BEGIN

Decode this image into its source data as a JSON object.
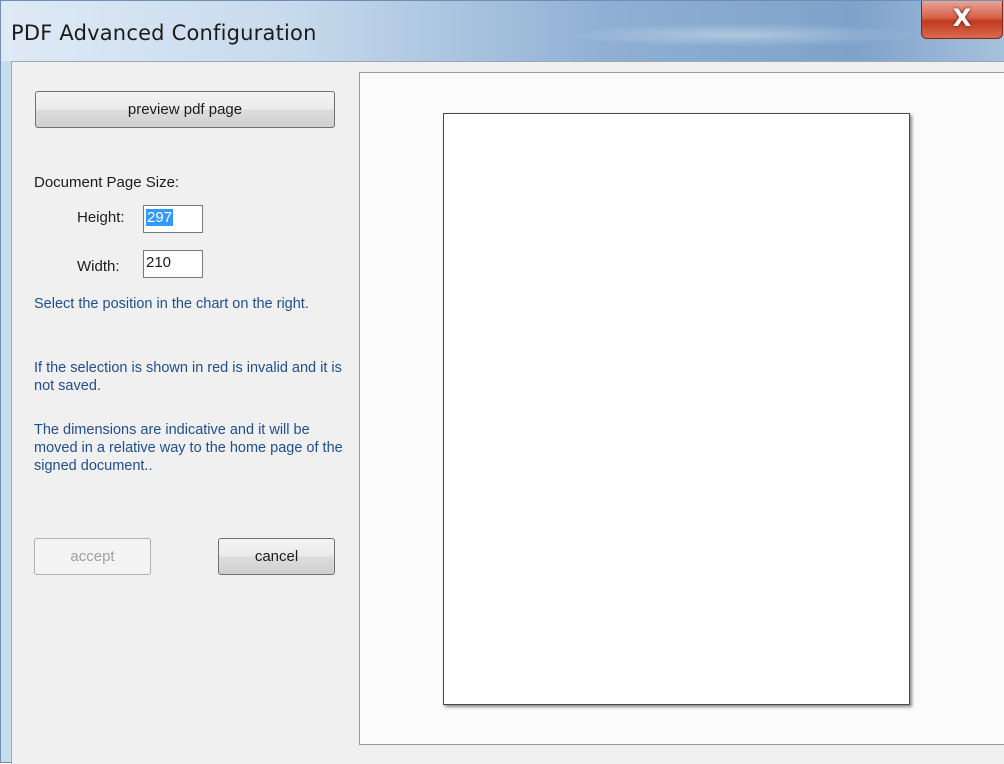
{
  "window": {
    "title": "PDF Advanced Configuration",
    "close_label": "X"
  },
  "left_panel": {
    "preview_button_label": "preview pdf page",
    "page_size_label": "Document Page Size:",
    "height_label": "Height:",
    "height_value": "297",
    "width_label": "Width:",
    "width_value": "210",
    "info_1": "Select the position in the chart on the right.",
    "info_2": "If the selection is shown in red is invalid and it is not saved.",
    "info_3": "The dimensions are indicative and it will be moved in a relative way to the home page of the signed document..",
    "accept_label": "accept",
    "cancel_label": "cancel"
  },
  "icons": {
    "close": "close-icon"
  },
  "colors": {
    "info_text": "#1f4f8f",
    "close_button": "#c23a20",
    "selection": "#3399ff"
  }
}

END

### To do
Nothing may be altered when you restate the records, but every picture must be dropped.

### Finished task
Decode this image into its source data as a JSON object.
{
  "window": {
    "title": "PDF Advanced Configuration",
    "close_label": "X"
  },
  "left_panel": {
    "preview_button_label": "preview pdf page",
    "page_size_label": "Document Page Size:",
    "height_label": "Height:",
    "height_value": "297",
    "width_label": "Width:",
    "width_value": "210",
    "info_1": "Select the position in the chart on the right.",
    "info_2": "If the selection is shown in red is invalid and it is not saved.",
    "info_3": "The dimensions are indicative and it will be moved in a relative way to the home page of the signed document..",
    "accept_label": "accept",
    "cancel_label": "cancel"
  },
  "icons": {
    "close": "close-icon"
  },
  "colors": {
    "info_text": "#1f4f8f",
    "close_button": "#c23a20",
    "selection": "#3399ff"
  }
}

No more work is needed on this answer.